December 15, 2021 4:02:46 pm
Days after Rajasthan Chief Minister Ashok Gehlot effected a Cabinet rejig, his ministry’s first reshuffle, in the wake of resolution of his long-running differences with arch party rival Sachin Pilot, decks are cleared now for political appointments to many posts in a slew of state corporations, boards, commissions and other bodies – which have been lying vacant for years – in the coming days.
Following the persistent intervention of the Congress central leadership, Gehlot finally undertook his ministry reshuffle, accommodating several ministers from the Pilot camp among the 15 new ministers who were sworn in.
Former Deputy CM and state party president, Pilot had rebelled against the Gehlot dispensation along with 18 MLAs in July last year. The Congress leadership had managed to defuse that crisis and get Pilot and his loyalists on board while promising them accommodation in the government, party and other power structures.

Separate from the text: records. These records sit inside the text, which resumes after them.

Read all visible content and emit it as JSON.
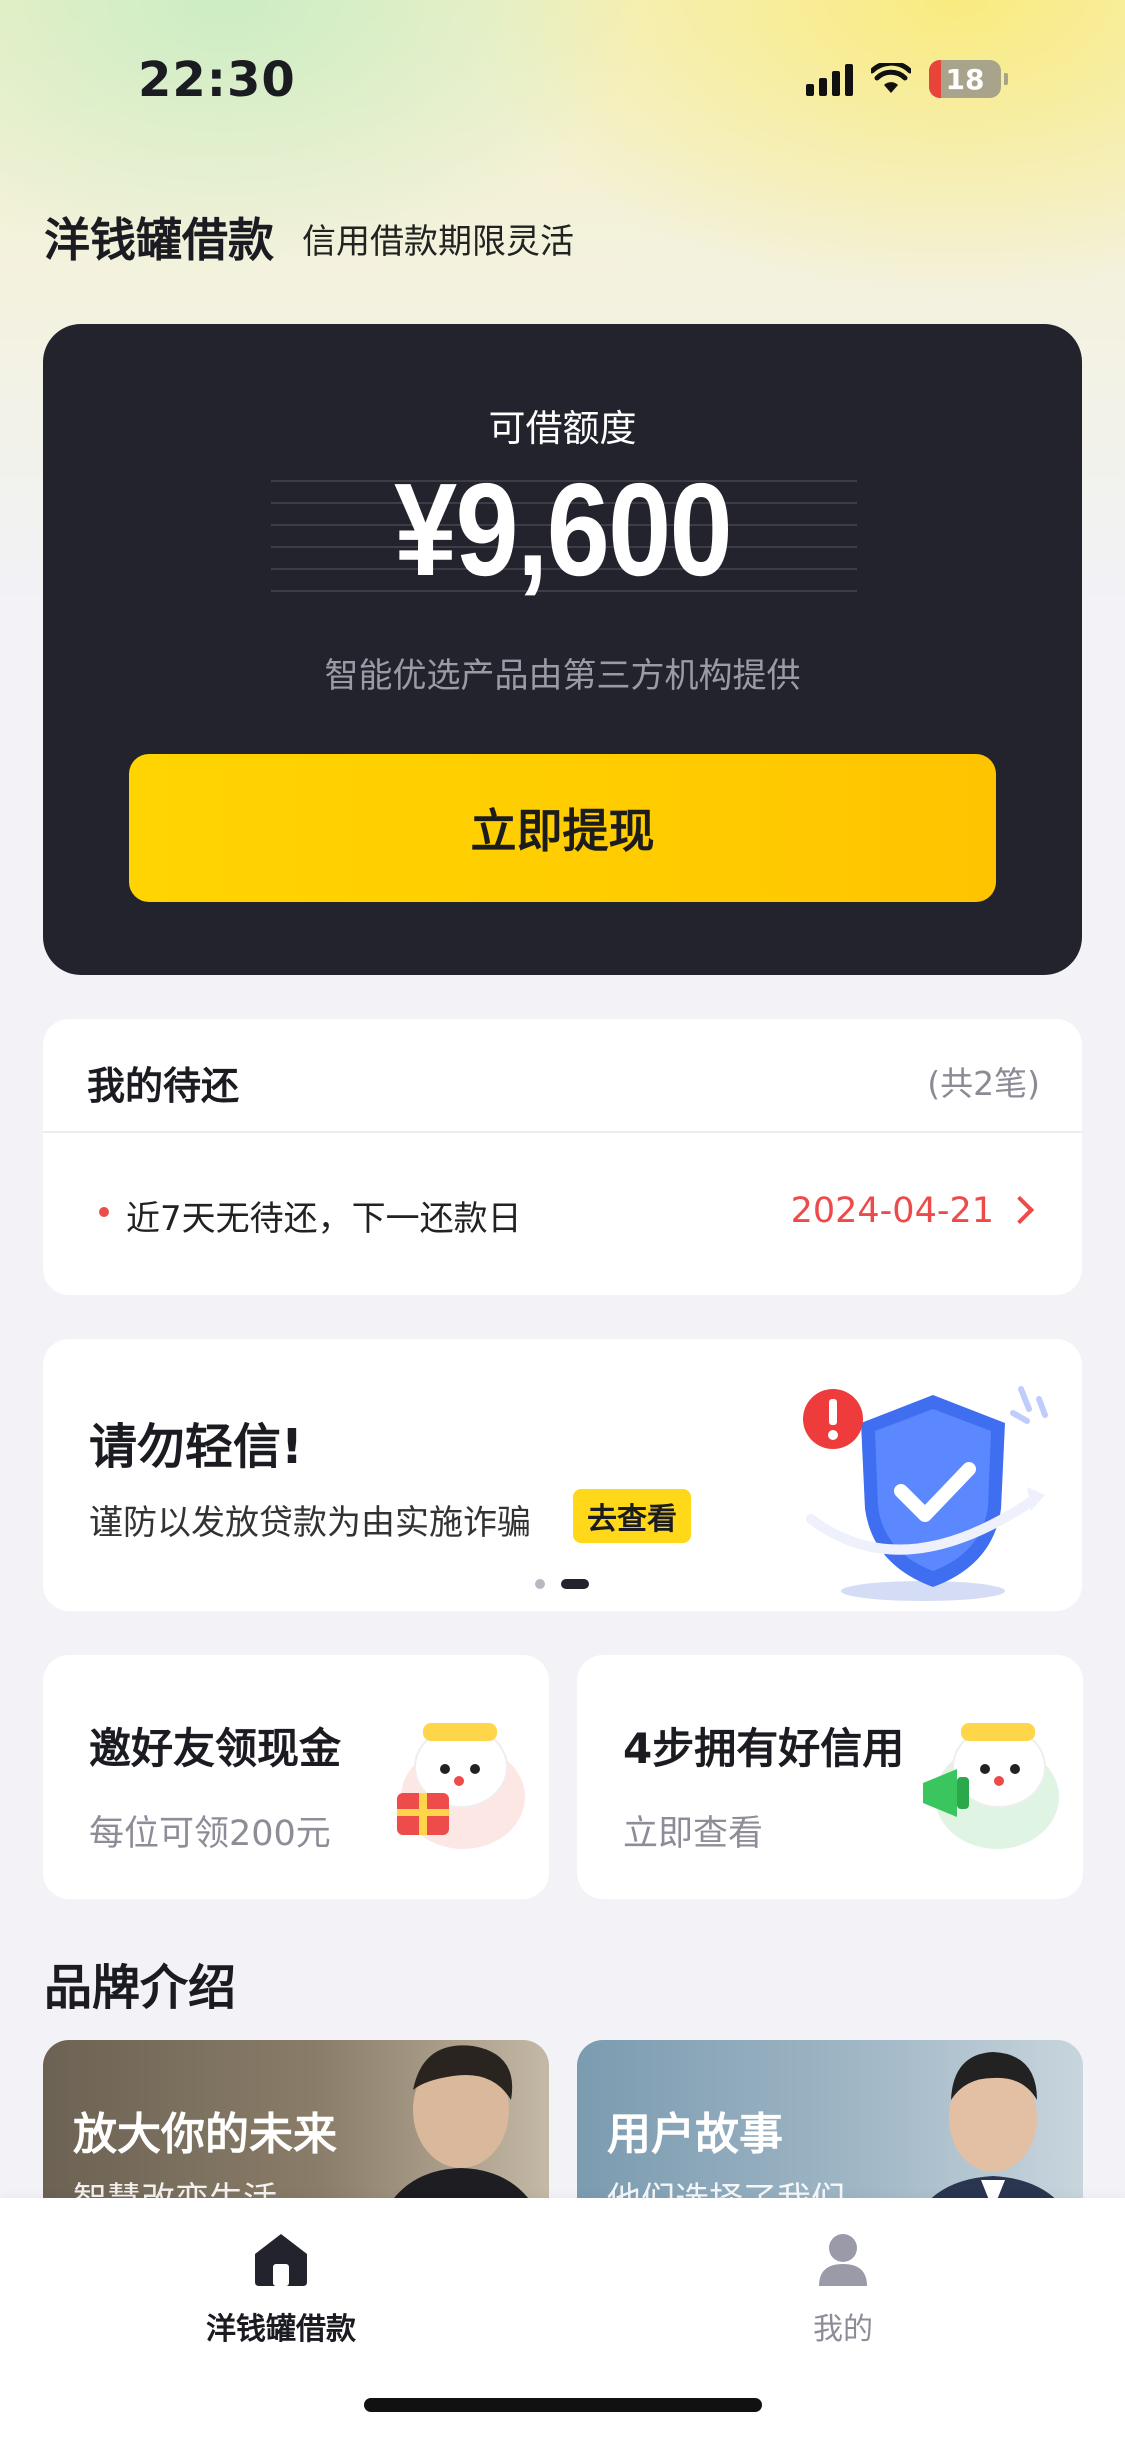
{
  "status_bar": {
    "time": "22:30",
    "battery": "18"
  },
  "header": {
    "title": "洋钱罐借款",
    "subtitle": "信用借款期限灵活"
  },
  "credit": {
    "label": "可借额度",
    "amount": "¥9,600",
    "note": "智能优选产品由第三方机构提供",
    "button": "立即提现"
  },
  "repayment": {
    "title": "我的待还",
    "count": "(共2笔)",
    "message": "近7天无待还，下一还款日",
    "next_date": "2024-04-21"
  },
  "banner": {
    "title": "请勿轻信!",
    "text": "谨防以发放贷款为由实施诈骗",
    "button": "去查看",
    "pages": 2,
    "active_page": 2
  },
  "promos": [
    {
      "title": "邀好友领现金",
      "subtitle": "每位可领200元"
    },
    {
      "title": "4步拥有好信用",
      "subtitle": "立即查看"
    }
  ],
  "brand": {
    "title": "品牌介绍",
    "cards": [
      {
        "title": "放大你的未来",
        "subtitle": "智慧改变生活"
      },
      {
        "title": "用户故事",
        "subtitle": "他们选择了我们"
      }
    ]
  },
  "tabbar": {
    "tabs": [
      {
        "label": "洋钱罐借款",
        "icon": "home-icon",
        "active": true
      },
      {
        "label": "我的",
        "icon": "user-icon",
        "active": false
      }
    ]
  },
  "colors": {
    "accent": "#ffd400",
    "dark_card": "#23232d",
    "alert_red": "#ef4a4a"
  }
}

The Gehlot-led Congress government had come to power in December 2018, but even after three years, a large number of posts in many boards, corporations, commissions and even state statutory bodies – such as the Women Commission, Minorities Commission and SC Commission – have remained vacant so far.
In October last year, during a visit to Rajasthan, a team of the National Commission of Women (NCW) members had slammed the Gehlot government for not constituting the state Women Commission. They even charged that it was “shameful for democracy” that despite the NCW’s directions the Rajsthan Women Commission functioned without any members or even a chairperson.
A year later, the state Women Commission still continues to function without its head or members, with bureaucrats running it as administrators. Its last chairperson was appointed by the previous BJP government, whose tenure expired in October 2018 and since then the body does not have any member or chairperson.
After the Cabinet reshuffle last month, which was clearly undertaken to sink the intra-party differences with an eye on the 2023 Assembly elections, the Congress dispensation has now turned its attention to another contentious issue haunting it since the beginning: the issue of political appointments in various state bodies.
Congress leaders say that a state of long-standing impasse existed over these political appointments mainly because the Gehlot and Pilot factions have not been been able to work out a consensus on the names of candidates for various posts. But, they say, the two factions have now broadly agreed over the selection of nominees, whose list while having most candidates from the Gehlot camp will also see a significant representation from the Pilot group. This would mirror the model adopted for the ministry rejig. This is the reason why Congress leaders now maintain that the process of appointments to different bodies will be expedited.
“At present, there are more than 20 commissions and boards in which political appointments are to be made. Through appointments to the posts of chairpersons and members in such bodies, political parties hope to accommodate those leaders and workers who couldn’t become MLA or minister,” said a senior Congress leader on condition of anonymity.
“The main contenders for these posts are people who contested Assembly elections on party tickets and lost, and other workers from the organisation who for long have been working without a post. But in the past three years, no consensus could be made about the names in most of these bodies as people from both the factions kept vetoing the candidates suggested by the other camp. Now, with state elections just two years away, the appointments can’t be delayed anymore,” the leader added.
The tussle between Gehlot and Pilot also ensured that the district Congress committees in the state remained vacant or without presidents for more than a year ever since they were dissolved during the political crisis last year. The appointments were recently made for the post of president in 13 district Congress committees, even as over 20 district committees continue to operate without their head.
A senior party leader close to Pilot cited a case, saying last year Manju Sharma, the wife of former AAP leader Kumar Vishwas, was appointed to a much-coveted post in the Rajasthan Public Service Commission (RPSC). That appointment, made by the Congress government, had raised eyebrows in party circles. Vishwas had contested the 2014 Lok Sabha elections in UP’s Amethi constituency against top Congress leader Rahul Gandhi and had lost.
“People who have nothing to do with helping the Congress to come to power have been rewarded with plum political posts along with bureaucrats. This doesn’t send a positive message to the party workers,” said the leader.
The Gehlot government had also appointed former chief secretary DB Gupta as Chief Information Commissioner, while former DGP Bhupendra Singh Yadav was appointed as RPSC chairman.
Pilot and his loyalist MLAs have made several statements in public, demanding that the Congress workers who worked hard for the party before the 2018 Assembly elections be made stakeholders in the party-led state government.
Some of the bodies where political posts remain vacant till date include the Rajasthan State Tourism Development Corporation (RTDC), Seed Corporation, Public Grievance Redressal Committee, and Disabilities Commission. These also include ENDthe post of chairman in development authorities and various posts in art and language academies.
“The list for political appointments in various boards and commissions is almost ready and can be declared at any time. The appointments will help in ensuring better representation from various regions of the state in governance and also to reward party workers who have been working for long in the party organisation,” said state Congress spokesperson Swarnim Chaturvedi.